### REQUIRED WORK
Across the records below, how many lines include the string "label"? State the number and nothing more.

### ENTRIES PROVIDED
***
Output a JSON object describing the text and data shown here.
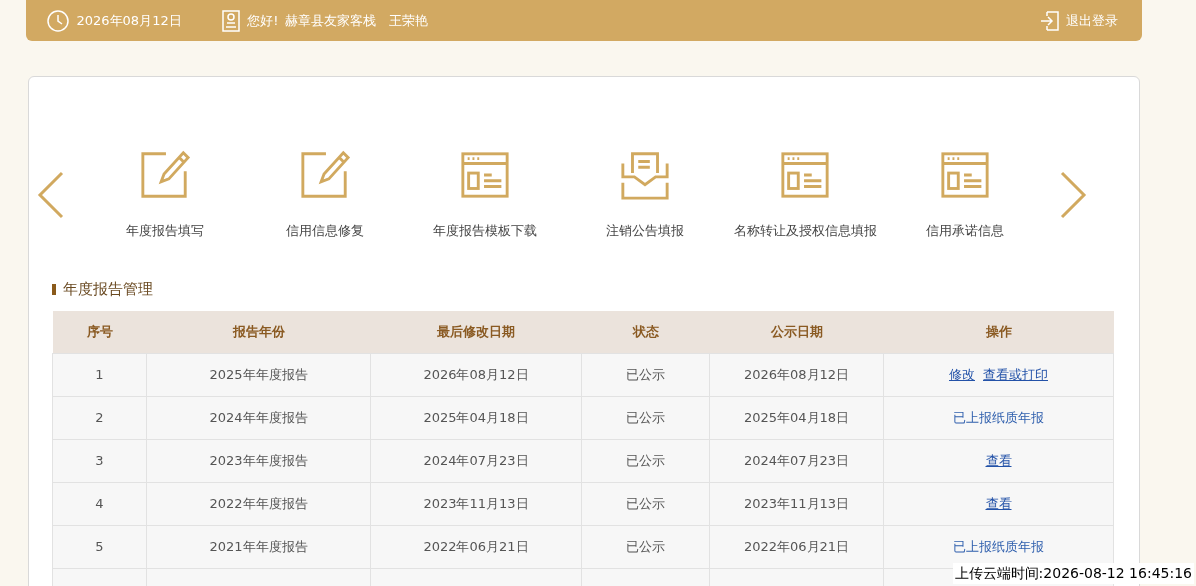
{
  "header": {
    "date": "2026年08月12日",
    "greeting": "您好!",
    "company": "赫章县友家客栈",
    "user": "王荣艳",
    "logout": "退出登录"
  },
  "shortcuts": [
    {
      "label": "年度报告填写",
      "kind": "pencil"
    },
    {
      "label": "信用信息修复",
      "kind": "pencil"
    },
    {
      "label": "年度报告模板下载",
      "kind": "window"
    },
    {
      "label": "注销公告填报",
      "kind": "tray"
    },
    {
      "label": "名称转让及授权信息填报",
      "kind": "window"
    },
    {
      "label": "信用承诺信息",
      "kind": "window"
    }
  ],
  "section_title": "年度报告管理",
  "table": {
    "columns": [
      "序号",
      "报告年份",
      "最后修改日期",
      "状态",
      "公示日期",
      "操作"
    ],
    "rows": [
      {
        "cells": [
          "1",
          "2025年年度报告",
          "2026年08月12日",
          "已公示",
          "2026年08月12日"
        ],
        "actions": [
          {
            "label": "修改",
            "kind": "link"
          },
          {
            "label": "查看或打印",
            "kind": "link"
          }
        ]
      },
      {
        "cells": [
          "2",
          "2024年年度报告",
          "2025年04月18日",
          "已公示",
          "2025年04月18日"
        ],
        "actions": [
          {
            "label": "已上报纸质年报",
            "kind": "text"
          }
        ]
      },
      {
        "cells": [
          "3",
          "2023年年度报告",
          "2024年07月23日",
          "已公示",
          "2024年07月23日"
        ],
        "actions": [
          {
            "label": "查看",
            "kind": "link"
          }
        ]
      },
      {
        "cells": [
          "4",
          "2022年年度报告",
          "2023年11月13日",
          "已公示",
          "2023年11月13日"
        ],
        "actions": [
          {
            "label": "查看",
            "kind": "link"
          }
        ]
      },
      {
        "cells": [
          "5",
          "2021年年度报告",
          "2022年06月21日",
          "已公示",
          "2022年06月21日"
        ],
        "actions": [
          {
            "label": "已上报纸质年报",
            "kind": "text"
          }
        ]
      }
    ]
  },
  "capture_stamp": "上传云端时间:2026-08-12 16:45:16"
}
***
### ANSWER SECTION
12